Getting a contractor walk through to estimate costs before trustee sale

6 Replies

Okay.  Newbie question here.  If I'm going to a trustee sale to purchase a property is commonly allowed to do a walk through the house before the sale in order to bring a contractor and estimate costs in order to do the flip?   Just wondering.  I'm definitely going to go to some trustee sales before  actually purchasing, of course.  

You are not allowed on the property and considered to be trespassing.  With that being said I do preview every single property I am interested in purchasing at Trustee sale and do a quick exterior inspection.  You may be lucky and find one of the homes unlocked in order to view the inside but remember you are Trespassing. 

How would you go about figuring out rehab costs then?  Just assume the worst?

outside of the house will tell you a lot about inside. how is the roof ? when was it replaced ? how about windows ? new windows with new cappings installed couple of years ago or original 100yr old lead, string crap ? any cracks in the bricks, how about tuckpointing ? new siding or old siding ? chimney with new tuckpoitning or chimney that will fall apart any minute? how about stairs ..freshly painted or neglected for years. garage ? look at the electrical service (or lack thereof), fencing ? folks who tend to update outside update inside as well. I wish I had the luxury to invite 14 contractors get 4 bids etc.  every house I purchased for rehab I have never seen the inside of it. learn how to do title search, get chatty chatty with plaintiffs attorneys assistants (they know the opening bids.... wink wink), make sure you know know tax situation, liens etc. ...and have plenty of exit strategies 

I am not very good at buying at buying trustee sales right now, but I have one advice for you: NEVER peep into, NEVER enter into an home, be it ABANDONED, FORECLOSED-ON, or a TRUSTEE sale.

If somebody 9-1-1, you can be charged with an INTENTION to STEAL. Again, NEVER enter a house and/or properties you intend to buy if you are NOT authorized to enter.

Good luck.  

Originally posted by @Rita Temple :

How would you go about figuring out rehab costs then?  Just assume the worst?

No , you assume the worst and double it . You may have to evict the former owner , they may trash the house , they may pour concrete in the sewer lines , take the furnace and air conditioners , kitchen, a mountain of trash left behind   etc .   Or you could get lucky and the former owner greets you with a smile and hands you the keys .   Its the roll of the dice 

@Rita Temple I agree with the others.
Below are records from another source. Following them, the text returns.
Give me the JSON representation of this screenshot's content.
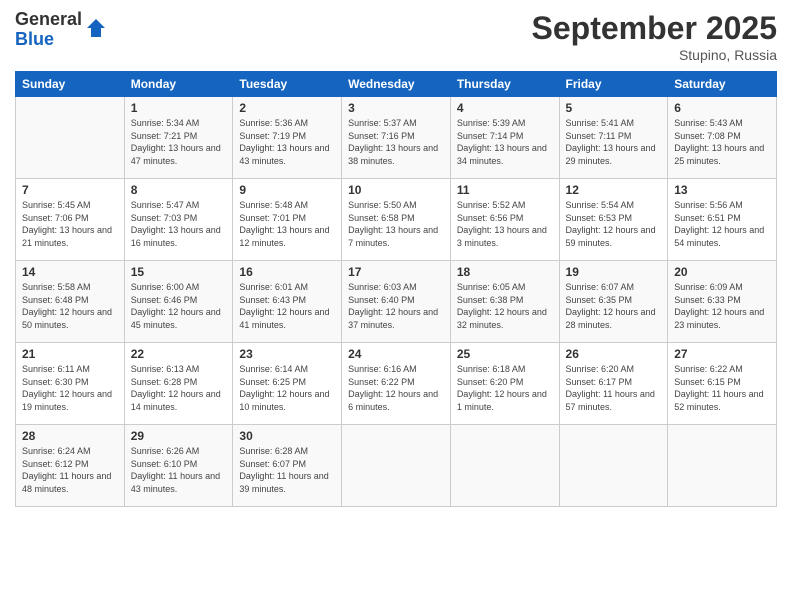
{
  "header": {
    "logo_general": "General",
    "logo_blue": "Blue",
    "month_title": "September 2025",
    "location": "Stupino, Russia"
  },
  "days_of_week": [
    "Sunday",
    "Monday",
    "Tuesday",
    "Wednesday",
    "Thursday",
    "Friday",
    "Saturday"
  ],
  "weeks": [
    [
      {
        "day": "",
        "sunrise": "",
        "sunset": "",
        "daylight": ""
      },
      {
        "day": "1",
        "sunrise": "Sunrise: 5:34 AM",
        "sunset": "Sunset: 7:21 PM",
        "daylight": "Daylight: 13 hours and 47 minutes."
      },
      {
        "day": "2",
        "sunrise": "Sunrise: 5:36 AM",
        "sunset": "Sunset: 7:19 PM",
        "daylight": "Daylight: 13 hours and 43 minutes."
      },
      {
        "day": "3",
        "sunrise": "Sunrise: 5:37 AM",
        "sunset": "Sunset: 7:16 PM",
        "daylight": "Daylight: 13 hours and 38 minutes."
      },
      {
        "day": "4",
        "sunrise": "Sunrise: 5:39 AM",
        "sunset": "Sunset: 7:14 PM",
        "daylight": "Daylight: 13 hours and 34 minutes."
      },
      {
        "day": "5",
        "sunrise": "Sunrise: 5:41 AM",
        "sunset": "Sunset: 7:11 PM",
        "daylight": "Daylight: 13 hours and 29 minutes."
      },
      {
        "day": "6",
        "sunrise": "Sunrise: 5:43 AM",
        "sunset": "Sunset: 7:08 PM",
        "daylight": "Daylight: 13 hours and 25 minutes."
      }
    ],
    [
      {
        "day": "7",
        "sunrise": "Sunrise: 5:45 AM",
        "sunset": "Sunset: 7:06 PM",
        "daylight": "Daylight: 13 hours and 21 minutes."
      },
      {
        "day": "8",
        "sunrise": "Sunrise: 5:47 AM",
        "sunset": "Sunset: 7:03 PM",
        "daylight": "Daylight: 13 hours and 16 minutes."
      },
      {
        "day": "9",
        "sunrise": "Sunrise: 5:48 AM",
        "sunset": "Sunset: 7:01 PM",
        "daylight": "Daylight: 13 hours and 12 minutes."
      },
      {
        "day": "10",
        "sunrise": "Sunrise: 5:50 AM",
        "sunset": "Sunset: 6:58 PM",
        "daylight": "Daylight: 13 hours and 7 minutes."
      },
      {
        "day": "11",
        "sunrise": "Sunrise: 5:52 AM",
        "sunset": "Sunset: 6:56 PM",
        "daylight": "Daylight: 13 hours and 3 minutes."
      },
      {
        "day": "12",
        "sunrise": "Sunrise: 5:54 AM",
        "sunset": "Sunset: 6:53 PM",
        "daylight": "Daylight: 12 hours and 59 minutes."
      },
      {
        "day": "13",
        "sunrise": "Sunrise: 5:56 AM",
        "sunset": "Sunset: 6:51 PM",
        "daylight": "Daylight: 12 hours and 54 minutes."
      }
    ],
    [
      {
        "day": "14",
        "sunrise": "Sunrise: 5:58 AM",
        "sunset": "Sunset: 6:48 PM",
        "daylight": "Daylight: 12 hours and 50 minutes."
      },
      {
        "day": "15",
        "sunrise": "Sunrise: 6:00 AM",
        "sunset": "Sunset: 6:46 PM",
        "daylight": "Daylight: 12 hours and 45 minutes."
      },
      {
        "day": "16",
        "sunrise": "Sunrise: 6:01 AM",
        "sunset": "Sunset: 6:43 PM",
        "daylight": "Daylight: 12 hours and 41 minutes."
      },
      {
        "day": "17",
        "sunrise": "Sunrise: 6:03 AM",
        "sunset": "Sunset: 6:40 PM",
        "daylight": "Daylight: 12 hours and 37 minutes."
      },
      {
        "day": "18",
        "sunrise": "Sunrise: 6:05 AM",
        "sunset": "Sunset: 6:38 PM",
        "daylight": "Daylight: 12 hours and 32 minutes."
      },
      {
        "day": "19",
        "sunrise": "Sunrise: 6:07 AM",
        "sunset": "Sunset: 6:35 PM",
        "daylight": "Daylight: 12 hours and 28 minutes."
      },
      {
        "day": "20",
        "sunrise": "Sunrise: 6:09 AM",
        "sunset": "Sunset: 6:33 PM",
        "daylight": "Daylight: 12 hours and 23 minutes."
      }
    ],
    [
      {
        "day": "21",
        "sunrise": "Sunrise: 6:11 AM",
        "sunset": "Sunset: 6:30 PM",
        "daylight": "Daylight: 12 hours and 19 minutes."
      },
      {
        "day": "22",
        "sunrise": "Sunrise: 6:13 AM",
        "sunset": "Sunset: 6:28 PM",
        "daylight": "Daylight: 12 hours and 14 minutes."
      },
      {
        "day": "23",
        "sunrise": "Sunrise: 6:14 AM",
        "sunset": "Sunset: 6:25 PM",
        "daylight": "Daylight: 12 hours and 10 minutes."
      },
      {
        "day": "24",
        "sunrise": "Sunrise: 6:16 AM",
        "sunset": "Sunset: 6:22 PM",
        "daylight": "Daylight: 12 hours and 6 minutes."
      },
      {
        "day": "25",
        "sunrise": "Sunrise: 6:18 AM",
        "sunset": "Sunset: 6:20 PM",
        "daylight": "Daylight: 12 hours and 1 minute."
      },
      {
        "day": "26",
        "sunrise": "Sunrise: 6:20 AM",
        "sunset": "Sunset: 6:17 PM",
        "daylight": "Daylight: 11 hours and 57 minutes."
      },
      {
        "day": "27",
        "sunrise": "Sunrise: 6:22 AM",
        "sunset": "Sunset: 6:15 PM",
        "daylight": "Daylight: 11 hours and 52 minutes."
      }
    ],
    [
      {
        "day": "28",
        "sunrise": "Sunrise: 6:24 AM",
        "sunset": "Sunset: 6:12 PM",
        "daylight": "Daylight: 11 hours and 48 minutes."
      },
      {
        "day": "29",
        "sunrise": "Sunrise: 6:26 AM",
        "sunset": "Sunset: 6:10 PM",
        "daylight": "Daylight: 11 hours and 43 minutes."
      },
      {
        "day": "30",
        "sunrise": "Sunrise: 6:28 AM",
        "sunset": "Sunset: 6:07 PM",
        "daylight": "Daylight: 11 hours and 39 minutes."
      },
      {
        "day": "",
        "sunrise": "",
        "sunset": "",
        "daylight": ""
      },
      {
        "day": "",
        "sunrise": "",
        "sunset": "",
        "daylight": ""
      },
      {
        "day": "",
        "sunrise": "",
        "sunset": "",
        "daylight": ""
      },
      {
        "day": "",
        "sunrise": "",
        "sunset": "",
        "daylight": ""
      }
    ]
  ]
}
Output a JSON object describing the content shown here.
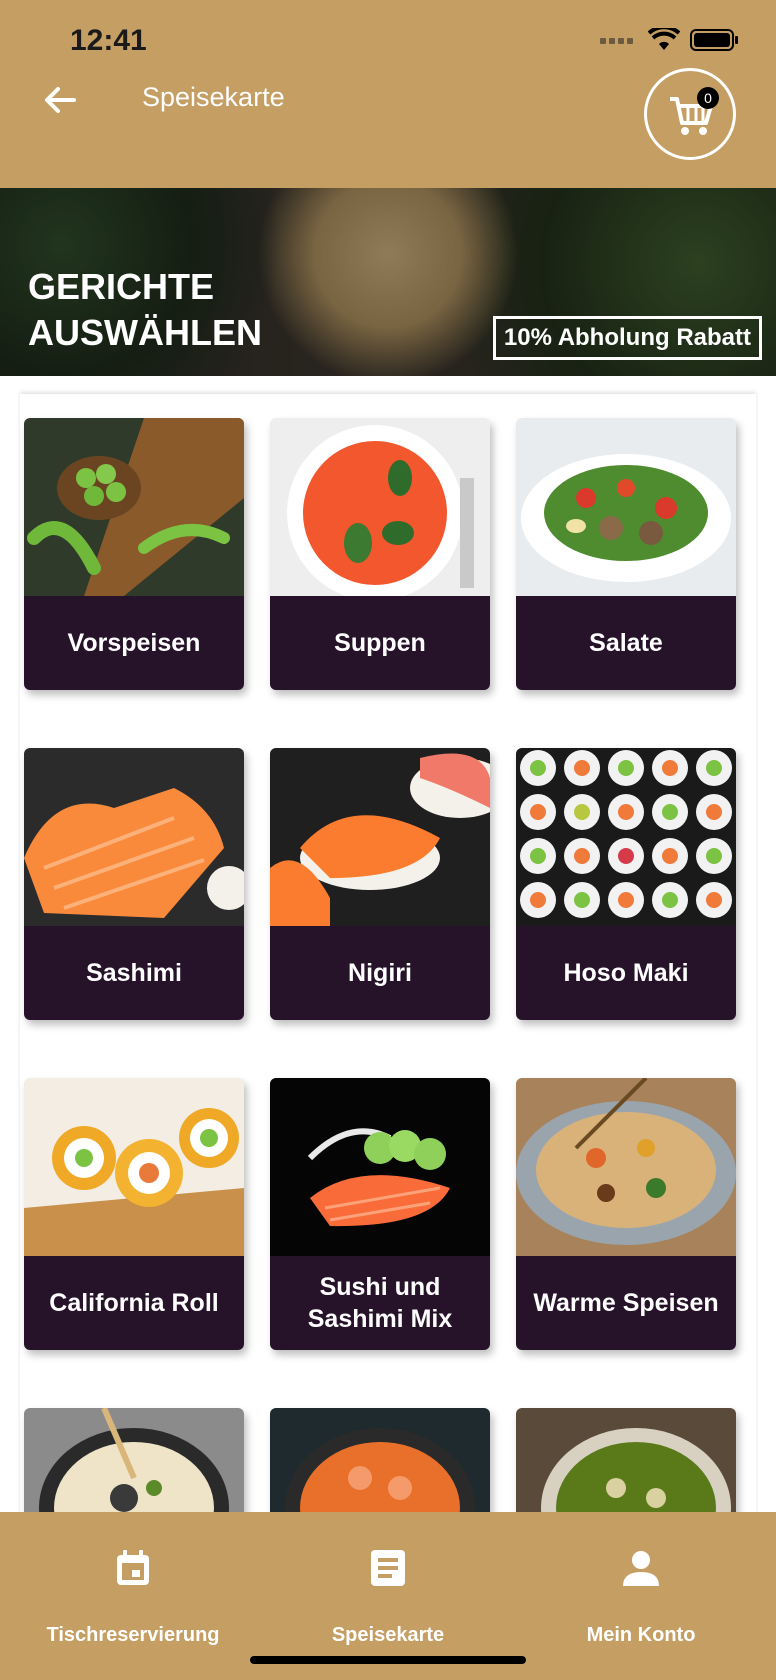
{
  "status": {
    "time": "12:41"
  },
  "header": {
    "title": "Speisekarte",
    "cart_count": "0"
  },
  "banner": {
    "title_line1": "GERICHTE",
    "title_line2": "AUSWÄHLEN",
    "discount": "10% Abholung Rabatt"
  },
  "categories": [
    {
      "label": "Vorspeisen"
    },
    {
      "label": "Suppen"
    },
    {
      "label": "Salate"
    },
    {
      "label": "Sashimi"
    },
    {
      "label": "Nigiri"
    },
    {
      "label": "Hoso Maki"
    },
    {
      "label": "California Roll"
    },
    {
      "label": "Sushi und Sashimi Mix"
    },
    {
      "label": "Warme Speisen"
    },
    {
      "label": ""
    },
    {
      "label": ""
    },
    {
      "label": ""
    }
  ],
  "bottom_nav": {
    "items": [
      {
        "label": "Tischreservierung",
        "icon": "calendar-icon"
      },
      {
        "label": "Speisekarte",
        "icon": "menu-document-icon"
      },
      {
        "label": "Mein Konto",
        "icon": "person-icon"
      }
    ]
  },
  "colors": {
    "brand": "#c49e62",
    "card_label": "#26132a"
  }
}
The safest way should be to drive around and ask the neighbors for length of vacancy, drug activity or theft (if they know it). You said you were going to trustees sales, right? A better plan could be to pull the closed trustees activity from last 2 months for your desired county. Ask yourself the following question: how in the world these transactions closed without the buyers inspecting interiors? Hmmm. Pull the addresses. Pick a small sample. Do a drive by of say 5 or 6 of these closed transactions. Are there commonalities between the properties? How deep was the executed discount when compared to the ARV/turnkey comps? Built year? Square footage? Are they now being rehabbed? Contractor truck in the front? Jump out of your car and approach him: "is this house for sale? Are you guys redoing the entire house inside? I am looking for a contractor. What is the scope of the work you are doing here?"... You will be surprised as to the information he will be able to provide (this is gold). More questions if no contractor present: are any of the properties for rent? For sale? How are the neighborhoods? Now go back and see what's coming during your next trustee sale. Are similar properties for sale? Same area? You already know how much the other "guy/gal" paid for his/her unit 2 month ago. Hmmm. Could they potentially be making any money? No? Yes? How deep of a discount do you need to buy without inspecting the interiors? Worst case scenario? .50 cents on the dollar? .40 cents on the dollar? Hmmmm. Trustees sales are not for everyone and the risks are sky high! But where there is risk there is always a reward waiting. Like other RE investments, please do not get in until you fully understand your ways to get out. All the best